:: Exercise directions ::
With the pictures left out, every record must be reproduced exactly.

:: Stored data entries ::
——————

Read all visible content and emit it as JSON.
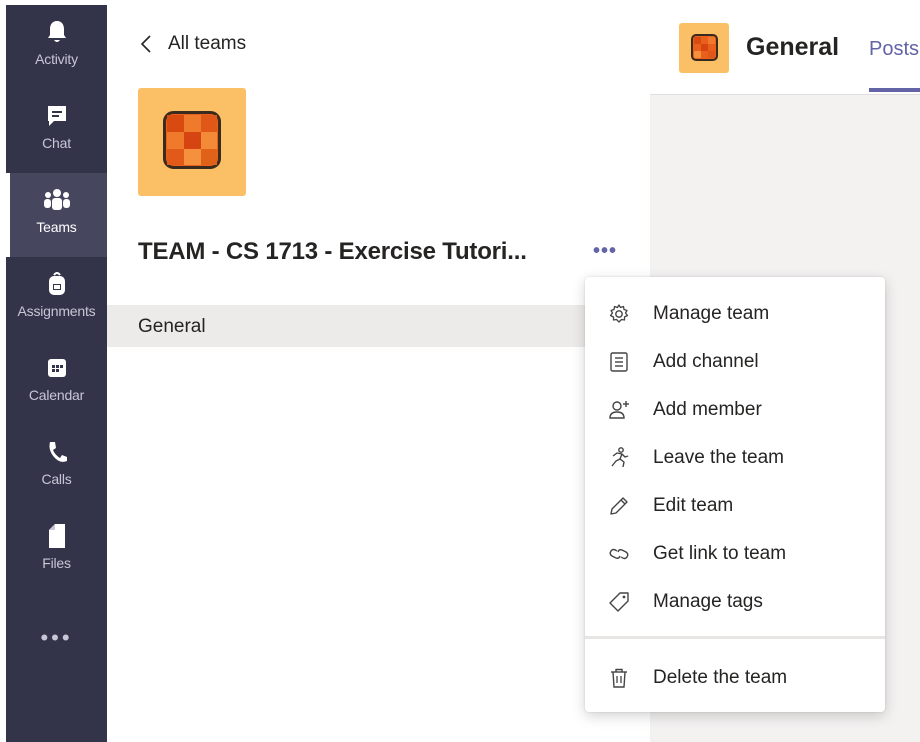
{
  "rail": {
    "items": [
      {
        "label": "Activity",
        "icon": "bell-icon"
      },
      {
        "label": "Chat",
        "icon": "chat-icon"
      },
      {
        "label": "Teams",
        "icon": "teams-icon",
        "active": true
      },
      {
        "label": "Assignments",
        "icon": "backpack-icon"
      },
      {
        "label": "Calendar",
        "icon": "calendar-icon"
      },
      {
        "label": "Calls",
        "icon": "phone-icon"
      },
      {
        "label": "Files",
        "icon": "file-icon"
      }
    ],
    "more": "•••"
  },
  "panel": {
    "back_label": "All teams",
    "team_name": "TEAM - CS 1713 - Exercise Tutori...",
    "more_label": "•••",
    "channel": "General"
  },
  "main": {
    "title": "General",
    "tab": "Posts"
  },
  "menu": {
    "items": [
      {
        "label": "Manage team",
        "icon": "gear-icon"
      },
      {
        "label": "Add channel",
        "icon": "channel-list-icon"
      },
      {
        "label": "Add member",
        "icon": "add-person-icon"
      },
      {
        "label": "Leave the team",
        "icon": "running-person-icon"
      },
      {
        "label": "Edit team",
        "icon": "pencil-icon"
      },
      {
        "label": "Get link to team",
        "icon": "link-icon"
      },
      {
        "label": "Manage tags",
        "icon": "tag-icon"
      }
    ],
    "delete": {
      "label": "Delete the team",
      "icon": "trash-icon"
    }
  },
  "colors": {
    "rail_bg": "#33344a",
    "rail_active": "#46475f",
    "accent": "#6264a7",
    "team_avatar_bg": "#fbc066",
    "tile_orange": "#e8601c"
  }
}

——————

:: Solution to the exercise ::
Read all visible content and emit it as JSON.
{
  "rail": {
    "items": [
      {
        "label": "Activity",
        "icon": "bell-icon"
      },
      {
        "label": "Chat",
        "icon": "chat-icon"
      },
      {
        "label": "Teams",
        "icon": "teams-icon",
        "active": true
      },
      {
        "label": "Assignments",
        "icon": "backpack-icon"
      },
      {
        "label": "Calendar",
        "icon": "calendar-icon"
      },
      {
        "label": "Calls",
        "icon": "phone-icon"
      },
      {
        "label": "Files",
        "icon": "file-icon"
      }
    ],
    "more": "•••"
  },
  "panel": {
    "back_label": "All teams",
    "team_name": "TEAM - CS 1713 - Exercise Tutori...",
    "more_label": "•••",
    "channel": "General"
  },
  "main": {
    "title": "General",
    "tab": "Posts"
  },
  "menu": {
    "items": [
      {
        "label": "Manage team",
        "icon": "gear-icon"
      },
      {
        "label": "Add channel",
        "icon": "channel-list-icon"
      },
      {
        "label": "Add member",
        "icon": "add-person-icon"
      },
      {
        "label": "Leave the team",
        "icon": "running-person-icon"
      },
      {
        "label": "Edit team",
        "icon": "pencil-icon"
      },
      {
        "label": "Get link to team",
        "icon": "link-icon"
      },
      {
        "label": "Manage tags",
        "icon": "tag-icon"
      }
    ],
    "delete": {
      "label": "Delete the team",
      "icon": "trash-icon"
    }
  },
  "colors": {
    "rail_bg": "#33344a",
    "rail_active": "#46475f",
    "accent": "#6264a7",
    "team_avatar_bg": "#fbc066",
    "tile_orange": "#e8601c"
  }
}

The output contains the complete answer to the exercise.